"[A] motion for summary judgment under GCR 1963, 117.2(1) tests only the legal, not the factual, sufficiency of the pleadings. * * * In our review of such a motion, we are obliged to accept as true all of plaintiff's factual allegations as well as any conclusions which can reasonably be drawn therefrom." Van Liere v. State Highway Department, 59 Mich. App. 133, 137; 229 N.W.2d 369, 371 (1975). (Emphasis in original; citation omitted.)

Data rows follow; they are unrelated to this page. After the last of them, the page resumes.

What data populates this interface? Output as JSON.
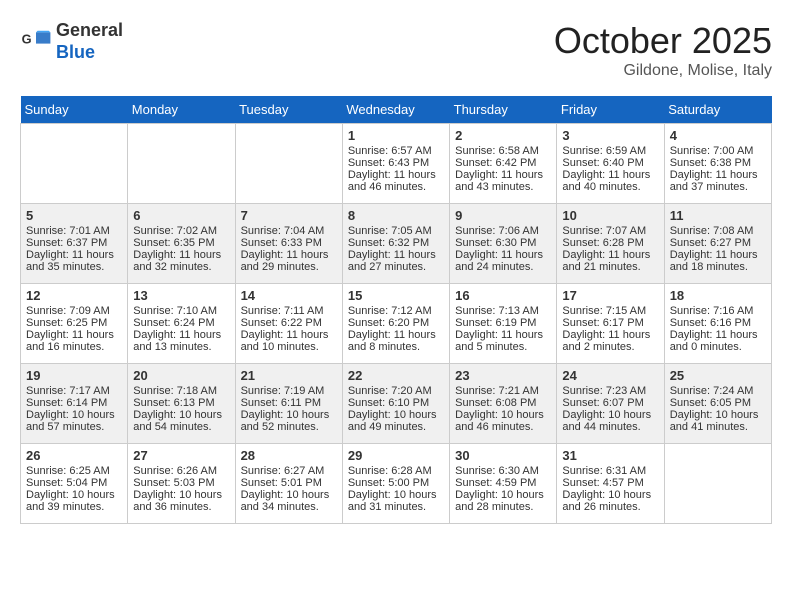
{
  "header": {
    "logo_line1": "General",
    "logo_line2": "Blue",
    "month": "October 2025",
    "location": "Gildone, Molise, Italy"
  },
  "weekdays": [
    "Sunday",
    "Monday",
    "Tuesday",
    "Wednesday",
    "Thursday",
    "Friday",
    "Saturday"
  ],
  "weeks": [
    [
      {
        "day": "",
        "text": ""
      },
      {
        "day": "",
        "text": ""
      },
      {
        "day": "",
        "text": ""
      },
      {
        "day": "1",
        "text": "Sunrise: 6:57 AM\nSunset: 6:43 PM\nDaylight: 11 hours and 46 minutes."
      },
      {
        "day": "2",
        "text": "Sunrise: 6:58 AM\nSunset: 6:42 PM\nDaylight: 11 hours and 43 minutes."
      },
      {
        "day": "3",
        "text": "Sunrise: 6:59 AM\nSunset: 6:40 PM\nDaylight: 11 hours and 40 minutes."
      },
      {
        "day": "4",
        "text": "Sunrise: 7:00 AM\nSunset: 6:38 PM\nDaylight: 11 hours and 37 minutes."
      }
    ],
    [
      {
        "day": "5",
        "text": "Sunrise: 7:01 AM\nSunset: 6:37 PM\nDaylight: 11 hours and 35 minutes."
      },
      {
        "day": "6",
        "text": "Sunrise: 7:02 AM\nSunset: 6:35 PM\nDaylight: 11 hours and 32 minutes."
      },
      {
        "day": "7",
        "text": "Sunrise: 7:04 AM\nSunset: 6:33 PM\nDaylight: 11 hours and 29 minutes."
      },
      {
        "day": "8",
        "text": "Sunrise: 7:05 AM\nSunset: 6:32 PM\nDaylight: 11 hours and 27 minutes."
      },
      {
        "day": "9",
        "text": "Sunrise: 7:06 AM\nSunset: 6:30 PM\nDaylight: 11 hours and 24 minutes."
      },
      {
        "day": "10",
        "text": "Sunrise: 7:07 AM\nSunset: 6:28 PM\nDaylight: 11 hours and 21 minutes."
      },
      {
        "day": "11",
        "text": "Sunrise: 7:08 AM\nSunset: 6:27 PM\nDaylight: 11 hours and 18 minutes."
      }
    ],
    [
      {
        "day": "12",
        "text": "Sunrise: 7:09 AM\nSunset: 6:25 PM\nDaylight: 11 hours and 16 minutes."
      },
      {
        "day": "13",
        "text": "Sunrise: 7:10 AM\nSunset: 6:24 PM\nDaylight: 11 hours and 13 minutes."
      },
      {
        "day": "14",
        "text": "Sunrise: 7:11 AM\nSunset: 6:22 PM\nDaylight: 11 hours and 10 minutes."
      },
      {
        "day": "15",
        "text": "Sunrise: 7:12 AM\nSunset: 6:20 PM\nDaylight: 11 hours and 8 minutes."
      },
      {
        "day": "16",
        "text": "Sunrise: 7:13 AM\nSunset: 6:19 PM\nDaylight: 11 hours and 5 minutes."
      },
      {
        "day": "17",
        "text": "Sunrise: 7:15 AM\nSunset: 6:17 PM\nDaylight: 11 hours and 2 minutes."
      },
      {
        "day": "18",
        "text": "Sunrise: 7:16 AM\nSunset: 6:16 PM\nDaylight: 11 hours and 0 minutes."
      }
    ],
    [
      {
        "day": "19",
        "text": "Sunrise: 7:17 AM\nSunset: 6:14 PM\nDaylight: 10 hours and 57 minutes."
      },
      {
        "day": "20",
        "text": "Sunrise: 7:18 AM\nSunset: 6:13 PM\nDaylight: 10 hours and 54 minutes."
      },
      {
        "day": "21",
        "text": "Sunrise: 7:19 AM\nSunset: 6:11 PM\nDaylight: 10 hours and 52 minutes."
      },
      {
        "day": "22",
        "text": "Sunrise: 7:20 AM\nSunset: 6:10 PM\nDaylight: 10 hours and 49 minutes."
      },
      {
        "day": "23",
        "text": "Sunrise: 7:21 AM\nSunset: 6:08 PM\nDaylight: 10 hours and 46 minutes."
      },
      {
        "day": "24",
        "text": "Sunrise: 7:23 AM\nSunset: 6:07 PM\nDaylight: 10 hours and 44 minutes."
      },
      {
        "day": "25",
        "text": "Sunrise: 7:24 AM\nSunset: 6:05 PM\nDaylight: 10 hours and 41 minutes."
      }
    ],
    [
      {
        "day": "26",
        "text": "Sunrise: 6:25 AM\nSunset: 5:04 PM\nDaylight: 10 hours and 39 minutes."
      },
      {
        "day": "27",
        "text": "Sunrise: 6:26 AM\nSunset: 5:03 PM\nDaylight: 10 hours and 36 minutes."
      },
      {
        "day": "28",
        "text": "Sunrise: 6:27 AM\nSunset: 5:01 PM\nDaylight: 10 hours and 34 minutes."
      },
      {
        "day": "29",
        "text": "Sunrise: 6:28 AM\nSunset: 5:00 PM\nDaylight: 10 hours and 31 minutes."
      },
      {
        "day": "30",
        "text": "Sunrise: 6:30 AM\nSunset: 4:59 PM\nDaylight: 10 hours and 28 minutes."
      },
      {
        "day": "31",
        "text": "Sunrise: 6:31 AM\nSunset: 4:57 PM\nDaylight: 10 hours and 26 minutes."
      },
      {
        "day": "",
        "text": ""
      }
    ]
  ]
}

Mere conclusions alleging liability do not constitute a "statement of facts" under GCR 1963, 111.1(1), and therefore are ignored in evaluating the sufficiency of the complaint. See Stann v. Ford Motor Company, 361 Mich. 225, 232-233; 105 N.W.2d 20, 23-24 (1960). However, the distinction between pleading facts and conclusions should not be applied so formalistically as to bar possibly meritorious claims on technicalities. Crowther v. Ross Chemical Manufacturing Co, 42 Mich. App. 426, 430; 202 N.W.2d 577, 580 (1972). Where a plaintiff's legal theory seems questionable, the factual circumstances surrounding the claim are particularly important in evaluating the theory, so that the appropriate procedural method of testing the claim is a motion for summary judgment under GCR 1963, 117.2(3). Crowther v. Ross Chemical Manufacturing Co, supra, at 430-431; 202 N.W.2d at 580. Thus, "[t]he test which the court should apply in considering motions under GCR 1963, 117.2(1) is whether plaintiff's claim, on the pleadings, is so clearly unenforceable as a matter of law that no factual development can possibly justify a right to recovery". Crowther, supra.

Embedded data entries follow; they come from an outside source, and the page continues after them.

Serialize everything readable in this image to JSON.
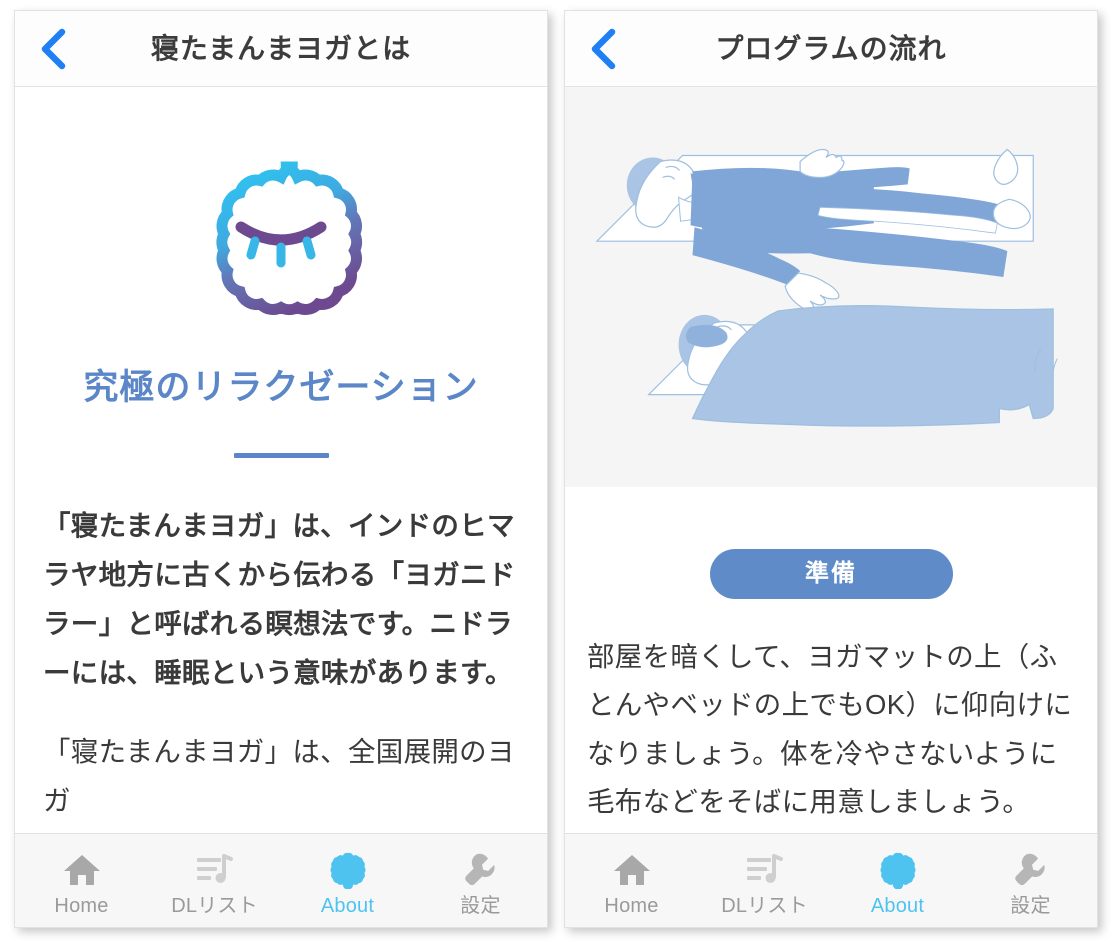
{
  "theme": {
    "accent_blue": "#5b87c8",
    "link_blue": "#1f7ff5",
    "active_cyan": "#4ec3f0",
    "text_gray": "#3a3a3a",
    "tab_gray": "#9a9a9a",
    "illustration_bg": "#f5f5f5"
  },
  "left_screen": {
    "nav": {
      "back_icon": "chevron-left-icon",
      "title": "寝たまんまヨガとは"
    },
    "logo": {
      "icon": "sleeping-face-cloud-logo",
      "description": "閉じた目のクラウド型ロゴ"
    },
    "headline": "究極のリラクゼーション",
    "paragraphs": [
      {
        "style": "bold",
        "text": "「寝たまんまヨガ」は、インドのヒマラヤ地方に古くから伝わる「ヨガニドラー」と呼ばれる瞑想法です。ニドラーには、睡眠という意味があります。"
      },
      {
        "style": "normal",
        "text": "「寝たまんまヨガ」は、全国展開のヨガ"
      }
    ]
  },
  "right_screen": {
    "nav": {
      "back_icon": "chevron-left-icon",
      "title": "プログラムの流れ"
    },
    "illustration": {
      "icon": "savasana-illustration",
      "description": "ヨガマットの上で仰向けに寝ている2人のイラスト（上は毛布なし、下は毛布あり）"
    },
    "section_button": "準備",
    "body_text": "部屋を暗くして、ヨガマットの上（ふとんやベッドの上でもOK）に仰向けになりましょう。体を冷やさないように毛布などをそばに用意しましょう。"
  },
  "tabbar": {
    "items": [
      {
        "icon": "home-icon",
        "label": "Home",
        "active": false
      },
      {
        "icon": "playlist-music-icon",
        "label": "DLリスト",
        "active": false
      },
      {
        "icon": "cloud-blob-icon",
        "label": "About",
        "active": true
      },
      {
        "icon": "wrench-icon",
        "label": "設定",
        "active": false
      }
    ]
  }
}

Although paragraphs 8 through 12 of plaintiffs' complaint contain several inappropriate conclusions of liability, they also allege sufficient facts, when taken in conjunction with the remainder of the complaint, to both inform defendant of the nature of the cause of action, and to state a cause of action in negligence. The complaint informs defendant when, where, and how the accident occurred. It alleges that defendant knew or should have known the well needed periodic maintenance, and by implication alleges defendant knew or should have known of the location of the well. It alleges that, given such knowledge, the accident was foreseeable. It catalogues what plaintiffs believe were defendant's acts and omissions which caused the accident: maintenance of the power line too near the well; failure to warn of the danger; failure to insulate by other than airspace; and failure to de-energize the line.
Defendant asserts that many more facts need to be alleged to state a cause of action in negligence against a utility company for liability where someone is injured through contact with its lines, and relies by analogy on the detailed factual analyses of liability in Koehler v. Detroit Edison Co, 383 Mich. 224; 174 N.W.2d 827 (1970), Williams v. Detroit Edison Co, 63 Mich. App. 559; 234 N.W.2d 702 (1975), Carr v. Detroit Edison Co, 49 Mich. App. 332; 212 N.W.2d 70 (1973), and Dees v. L F Largess Co, 1 Mich. App. 421; 136 N.W.2d 715 (1965). All of these cases were decided after evidential development of the cause of action. See also Wilhelm v. Detroit Edison Co, 56 Mich. App. 116; 224 N.W.2d 289 (1974). Pleadings must be concise. "A pleading shall not state matters of evidence." GCR 1963, 111.9(1). The cases relied upon by defendant point to the need for detailed evidential development before plaintiffs' legal theory can be evaluated. We cannot say that plaintiffs' claim "is so clearly unenforceable as a matter of law that no factual development can possibly justify a right to recovery". Crowther v. Ross Chemical Manufacturing Co, supra.
Reversed and remanded. Costs to plaintiffs.